_Task description_. Report every line in the listing below where the string "status" shows up.
################
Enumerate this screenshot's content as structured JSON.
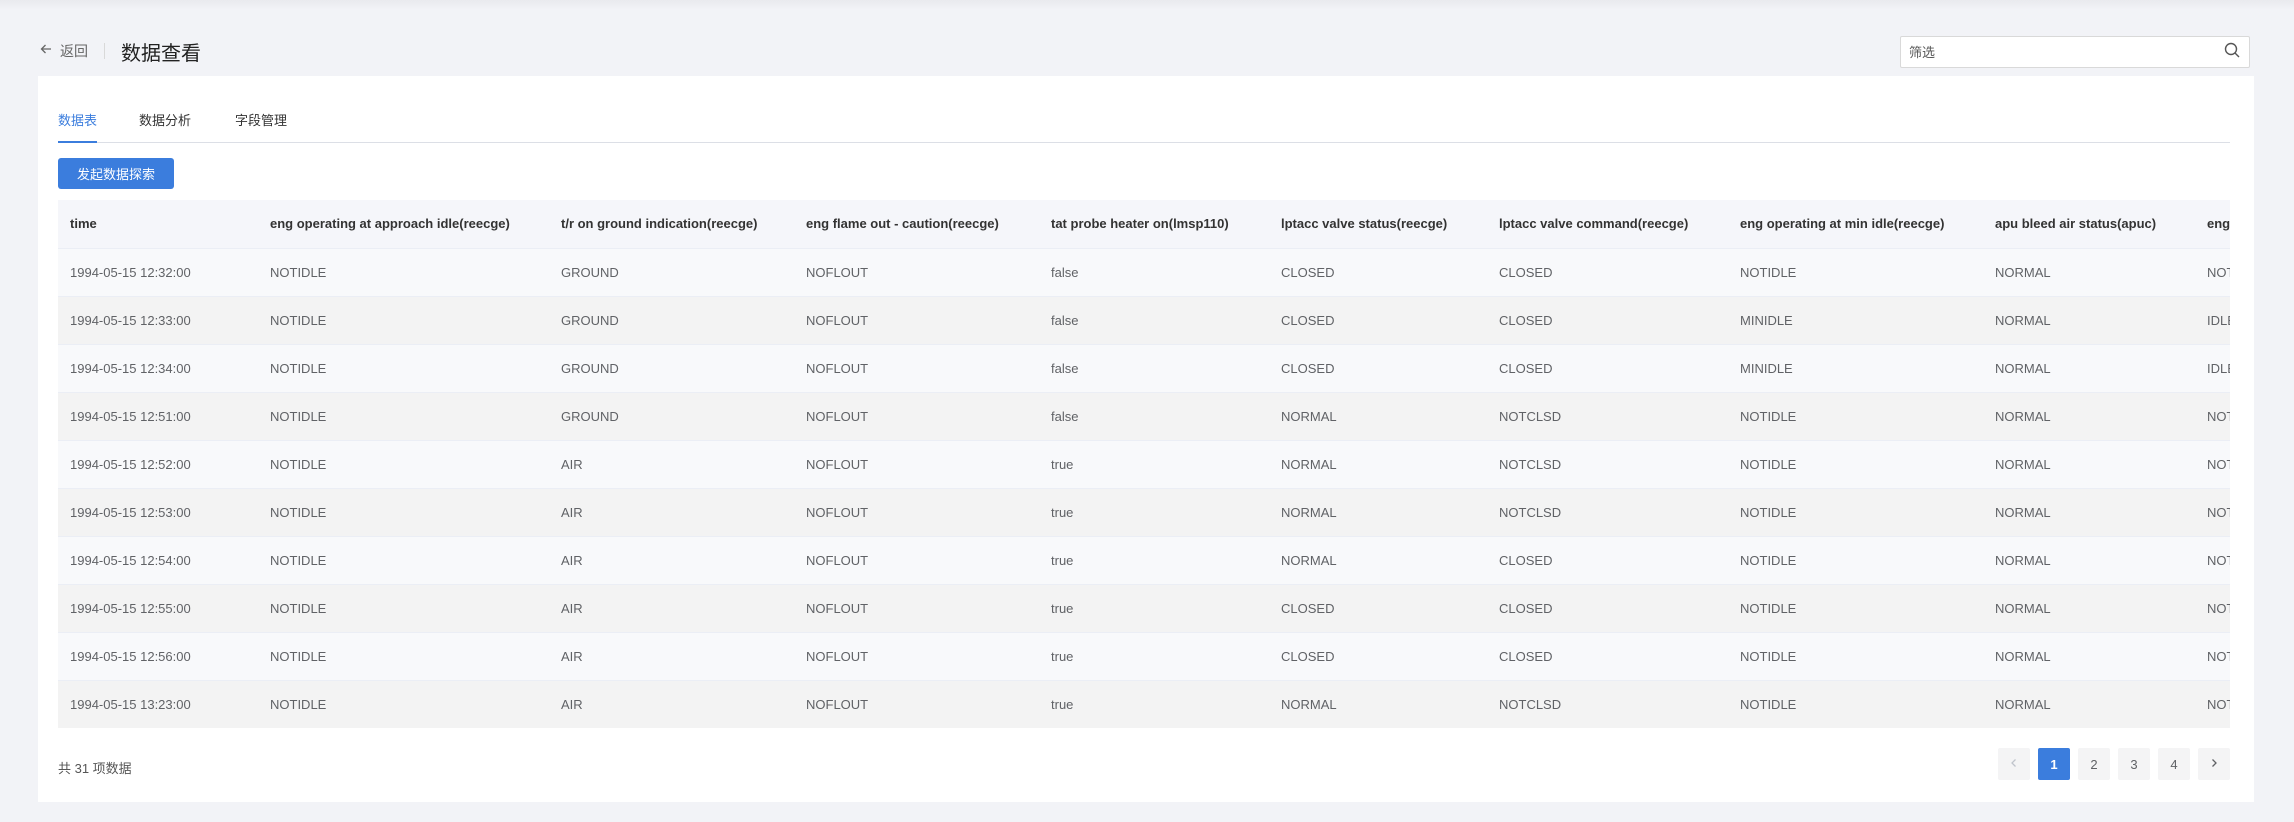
{
  "header": {
    "back_label": "返回",
    "title": "数据查看",
    "filter_placeholder": "筛选"
  },
  "tabs": [
    {
      "label": "数据表",
      "active": true
    },
    {
      "label": "数据分析",
      "active": false
    },
    {
      "label": "字段管理",
      "active": false
    }
  ],
  "explore_button": "发起数据探索",
  "table": {
    "columns": [
      "time",
      "eng operating at approach idle(reecge)",
      "t/r on ground indication(reecge)",
      "eng flame out - caution(reecge)",
      "tat probe heater on(lmsp110)",
      "lptacc valve status(reecge)",
      "lptacc valve command(reecge)",
      "eng operating at min idle(reecge)",
      "apu bleed air status(apuc)",
      "eng"
    ],
    "rows": [
      [
        "1994-05-15 12:32:00",
        "NOTIDLE",
        "GROUND",
        "NOFLOUT",
        "false",
        "CLOSED",
        "CLOSED",
        "NOTIDLE",
        "NORMAL",
        "NOT"
      ],
      [
        "1994-05-15 12:33:00",
        "NOTIDLE",
        "GROUND",
        "NOFLOUT",
        "false",
        "CLOSED",
        "CLOSED",
        "MINIDLE",
        "NORMAL",
        "IDLE"
      ],
      [
        "1994-05-15 12:34:00",
        "NOTIDLE",
        "GROUND",
        "NOFLOUT",
        "false",
        "CLOSED",
        "CLOSED",
        "MINIDLE",
        "NORMAL",
        "IDLE"
      ],
      [
        "1994-05-15 12:51:00",
        "NOTIDLE",
        "GROUND",
        "NOFLOUT",
        "false",
        "NORMAL",
        "NOTCLSD",
        "NOTIDLE",
        "NORMAL",
        "NOT"
      ],
      [
        "1994-05-15 12:52:00",
        "NOTIDLE",
        "AIR",
        "NOFLOUT",
        "true",
        "NORMAL",
        "NOTCLSD",
        "NOTIDLE",
        "NORMAL",
        "NOT"
      ],
      [
        "1994-05-15 12:53:00",
        "NOTIDLE",
        "AIR",
        "NOFLOUT",
        "true",
        "NORMAL",
        "NOTCLSD",
        "NOTIDLE",
        "NORMAL",
        "NOT"
      ],
      [
        "1994-05-15 12:54:00",
        "NOTIDLE",
        "AIR",
        "NOFLOUT",
        "true",
        "NORMAL",
        "CLOSED",
        "NOTIDLE",
        "NORMAL",
        "NOT"
      ],
      [
        "1994-05-15 12:55:00",
        "NOTIDLE",
        "AIR",
        "NOFLOUT",
        "true",
        "CLOSED",
        "CLOSED",
        "NOTIDLE",
        "NORMAL",
        "NOT"
      ],
      [
        "1994-05-15 12:56:00",
        "NOTIDLE",
        "AIR",
        "NOFLOUT",
        "true",
        "CLOSED",
        "CLOSED",
        "NOTIDLE",
        "NORMAL",
        "NOT"
      ],
      [
        "1994-05-15 13:23:00",
        "NOTIDLE",
        "AIR",
        "NOFLOUT",
        "true",
        "NORMAL",
        "NOTCLSD",
        "NOTIDLE",
        "NORMAL",
        "NOT"
      ]
    ]
  },
  "footer": {
    "total_text": "共 31 项数据",
    "pages": [
      "1",
      "2",
      "3",
      "4"
    ],
    "current_page": "1"
  },
  "colors": {
    "accent": "#3b7ddd",
    "background": "#f2f3f7"
  },
  "icons": [
    "arrow-left-icon",
    "search-icon",
    "chevron-left-icon",
    "chevron-right-icon"
  ]
}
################
_Task output_.
      "lptacc valve status(reecge)",
      "apu bleed air status(apuc)",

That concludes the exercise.